Extracted records
___
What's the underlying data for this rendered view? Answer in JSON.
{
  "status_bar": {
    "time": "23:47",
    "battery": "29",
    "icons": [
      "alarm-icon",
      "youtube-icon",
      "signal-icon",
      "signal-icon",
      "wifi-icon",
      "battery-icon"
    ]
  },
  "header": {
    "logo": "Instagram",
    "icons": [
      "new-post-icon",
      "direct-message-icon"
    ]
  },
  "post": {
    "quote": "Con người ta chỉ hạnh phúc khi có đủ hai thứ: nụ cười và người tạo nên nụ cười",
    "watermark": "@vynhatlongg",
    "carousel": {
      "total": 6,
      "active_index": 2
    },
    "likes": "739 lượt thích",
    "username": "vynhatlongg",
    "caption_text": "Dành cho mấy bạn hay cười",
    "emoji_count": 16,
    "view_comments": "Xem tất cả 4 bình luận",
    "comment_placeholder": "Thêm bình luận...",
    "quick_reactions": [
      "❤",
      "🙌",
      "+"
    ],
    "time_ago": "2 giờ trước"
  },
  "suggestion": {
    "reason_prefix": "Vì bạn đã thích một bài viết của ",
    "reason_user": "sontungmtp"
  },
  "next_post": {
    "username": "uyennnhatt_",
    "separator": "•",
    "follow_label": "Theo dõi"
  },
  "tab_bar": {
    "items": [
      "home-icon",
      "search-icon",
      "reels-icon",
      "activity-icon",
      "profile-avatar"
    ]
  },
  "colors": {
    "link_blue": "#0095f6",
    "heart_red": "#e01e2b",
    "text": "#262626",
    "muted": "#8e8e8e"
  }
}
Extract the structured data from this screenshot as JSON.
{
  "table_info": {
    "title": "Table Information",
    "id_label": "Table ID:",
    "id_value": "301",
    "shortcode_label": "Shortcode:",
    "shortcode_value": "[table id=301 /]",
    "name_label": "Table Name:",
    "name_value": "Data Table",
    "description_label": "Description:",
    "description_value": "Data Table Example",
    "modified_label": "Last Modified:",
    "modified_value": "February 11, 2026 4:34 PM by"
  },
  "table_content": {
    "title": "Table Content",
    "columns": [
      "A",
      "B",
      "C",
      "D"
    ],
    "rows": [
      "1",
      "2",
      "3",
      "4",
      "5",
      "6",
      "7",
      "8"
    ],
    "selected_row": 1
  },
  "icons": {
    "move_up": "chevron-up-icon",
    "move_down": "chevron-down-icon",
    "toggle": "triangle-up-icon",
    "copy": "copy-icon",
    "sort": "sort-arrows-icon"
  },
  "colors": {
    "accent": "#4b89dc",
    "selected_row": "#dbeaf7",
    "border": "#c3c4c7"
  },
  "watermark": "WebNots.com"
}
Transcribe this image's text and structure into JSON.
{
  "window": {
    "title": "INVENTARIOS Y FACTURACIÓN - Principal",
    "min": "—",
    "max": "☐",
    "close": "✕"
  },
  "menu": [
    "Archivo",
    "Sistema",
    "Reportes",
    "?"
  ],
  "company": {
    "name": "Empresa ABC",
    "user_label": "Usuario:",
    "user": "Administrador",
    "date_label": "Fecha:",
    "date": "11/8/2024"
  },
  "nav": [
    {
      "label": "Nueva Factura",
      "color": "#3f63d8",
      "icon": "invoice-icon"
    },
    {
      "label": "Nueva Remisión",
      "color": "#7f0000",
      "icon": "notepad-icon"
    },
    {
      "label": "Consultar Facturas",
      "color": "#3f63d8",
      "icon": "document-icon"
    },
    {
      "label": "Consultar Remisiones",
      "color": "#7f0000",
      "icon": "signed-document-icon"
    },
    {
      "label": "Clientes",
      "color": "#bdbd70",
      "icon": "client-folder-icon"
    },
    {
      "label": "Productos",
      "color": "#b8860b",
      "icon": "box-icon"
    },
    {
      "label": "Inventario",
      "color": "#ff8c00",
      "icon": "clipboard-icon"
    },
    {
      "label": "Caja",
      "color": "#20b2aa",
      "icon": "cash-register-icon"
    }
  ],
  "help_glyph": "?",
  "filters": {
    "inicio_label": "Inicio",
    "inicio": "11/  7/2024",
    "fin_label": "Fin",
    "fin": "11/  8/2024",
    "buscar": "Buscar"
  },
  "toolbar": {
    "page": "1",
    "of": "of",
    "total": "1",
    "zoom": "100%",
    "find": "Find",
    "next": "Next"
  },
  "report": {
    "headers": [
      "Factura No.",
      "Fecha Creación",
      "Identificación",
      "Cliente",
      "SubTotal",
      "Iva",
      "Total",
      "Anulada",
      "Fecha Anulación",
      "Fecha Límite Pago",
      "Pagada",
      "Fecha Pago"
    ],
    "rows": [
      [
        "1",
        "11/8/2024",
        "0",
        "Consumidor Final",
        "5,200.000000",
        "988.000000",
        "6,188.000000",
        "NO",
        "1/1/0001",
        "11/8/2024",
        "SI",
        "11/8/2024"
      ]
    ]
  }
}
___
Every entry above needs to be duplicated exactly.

* YOUR SOLUTION:
What's the underlying data for this rendered view? Answer in JSON.
{
  "status_bar": {
    "time": "23:47",
    "battery": "29",
    "icons": [
      "alarm-icon",
      "youtube-icon",
      "signal-icon",
      "signal-icon",
      "wifi-icon",
      "battery-icon"
    ]
  },
  "header": {
    "logo": "Instagram",
    "icons": [
      "new-post-icon",
      "direct-message-icon"
    ]
  },
  "post": {
    "quote": "Con người ta chỉ hạnh phúc khi có đủ hai thứ: nụ cười và người tạo nên nụ cười",
    "watermark": "@vynhatlongg",
    "carousel": {
      "total": 6,
      "active_index": 2
    },
    "likes": "739 lượt thích",
    "username": "vynhatlongg",
    "caption_text": "Dành cho mấy bạn hay cười",
    "emoji_count": 16,
    "view_comments": "Xem tất cả 4 bình luận",
    "comment_placeholder": "Thêm bình luận...",
    "quick_reactions": [
      "❤",
      "🙌",
      "+"
    ],
    "time_ago": "2 giờ trước"
  },
  "suggestion": {
    "reason_prefix": "Vì bạn đã thích một bài viết của ",
    "reason_user": "sontungmtp"
  },
  "next_post": {
    "username": "uyennnhatt_",
    "separator": "•",
    "follow_label": "Theo dõi"
  },
  "tab_bar": {
    "items": [
      "home-icon",
      "search-icon",
      "reels-icon",
      "activity-icon",
      "profile-avatar"
    ]
  },
  "colors": {
    "link_blue": "#0095f6",
    "heart_red": "#e01e2b",
    "text": "#262626",
    "muted": "#8e8e8e"
  }
}
Extract the structured data from this screenshot as JSON.
{
  "table_info": {
    "title": "Table Information",
    "id_label": "Table ID:",
    "id_value": "301",
    "shortcode_label": "Shortcode:",
    "shortcode_value": "[table id=301 /]",
    "name_label": "Table Name:",
    "name_value": "Data Table",
    "description_label": "Description:",
    "description_value": "Data Table Example",
    "modified_label": "Last Modified:",
    "modified_value": "February 11, 2026 4:34 PM by"
  },
  "table_content": {
    "title": "Table Content",
    "columns": [
      "A",
      "B",
      "C",
      "D"
    ],
    "rows": [
      "1",
      "2",
      "3",
      "4",
      "5",
      "6",
      "7",
      "8"
    ],
    "selected_row": 1
  },
  "icons": {
    "move_up": "chevron-up-icon",
    "move_down": "chevron-down-icon",
    "toggle": "triangle-up-icon",
    "copy": "copy-icon",
    "sort": "sort-arrows-icon"
  },
  "colors": {
    "accent": "#4b89dc",
    "selected_row": "#dbeaf7",
    "border": "#c3c4c7"
  },
  "watermark": "WebNots.com"
}
Transcribe this image's text and structure into JSON.
{
  "window": {
    "title": "INVENTARIOS Y FACTURACIÓN - Principal",
    "min": "—",
    "max": "☐",
    "close": "✕"
  },
  "menu": [
    "Archivo",
    "Sistema",
    "Reportes",
    "?"
  ],
  "company": {
    "name": "Empresa ABC",
    "user_label": "Usuario:",
    "user": "Administrador",
    "date_label": "Fecha:",
    "date": "11/8/2024"
  },
  "nav": [
    {
      "label": "Nueva Factura",
      "color": "#3f63d8",
      "icon": "invoice-icon"
    },
    {
      "label": "Nueva Remisión",
      "color": "#7f0000",
      "icon": "notepad-icon"
    },
    {
      "label": "Consultar Facturas",
      "color": "#3f63d8",
      "icon": "document-icon"
    },
    {
      "label": "Consultar Remisiones",
      "color": "#7f0000",
      "icon": "signed-document-icon"
    },
    {
      "label": "Clientes",
      "color": "#bdbd70",
      "icon": "client-folder-icon"
    },
    {
      "label": "Productos",
      "color": "#b8860b",
      "icon": "box-icon"
    },
    {
      "label": "Inventario",
      "color": "#ff8c00",
      "icon": "clipboard-icon"
    },
    {
      "label": "Caja",
      "color": "#20b2aa",
      "icon": "cash-register-icon"
    }
  ],
  "help_glyph": "?",
  "filters": {
    "inicio_label": "Inicio",
    "inicio": "11/  7/2024",
    "fin_label": "Fin",
    "fin": "11/  8/2024",
    "buscar": "Buscar"
  },
  "toolbar": {
    "page": "1",
    "of": "of",
    "total": "1",
    "zoom": "100%",
    "find": "Find",
    "next": "Next"
  },
  "report": {
    "headers": [
      "Factura No.",
      "Fecha Creación",
      "Identificación",
      "Cliente",
      "SubTotal",
      "Iva",
      "Total",
      "Anulada",
      "Fecha Anulación",
      "Fecha Límite Pago",
      "Pagada",
      "Fecha Pago"
    ],
    "rows": [
      [
        "1",
        "11/8/2024",
        "0",
        "Consumidor Final",
        "5,200.000000",
        "988.000000",
        "6,188.000000",
        "NO",
        "1/1/0001",
        "11/8/2024",
        "SI",
        "11/8/2024"
      ]
    ]
  }
}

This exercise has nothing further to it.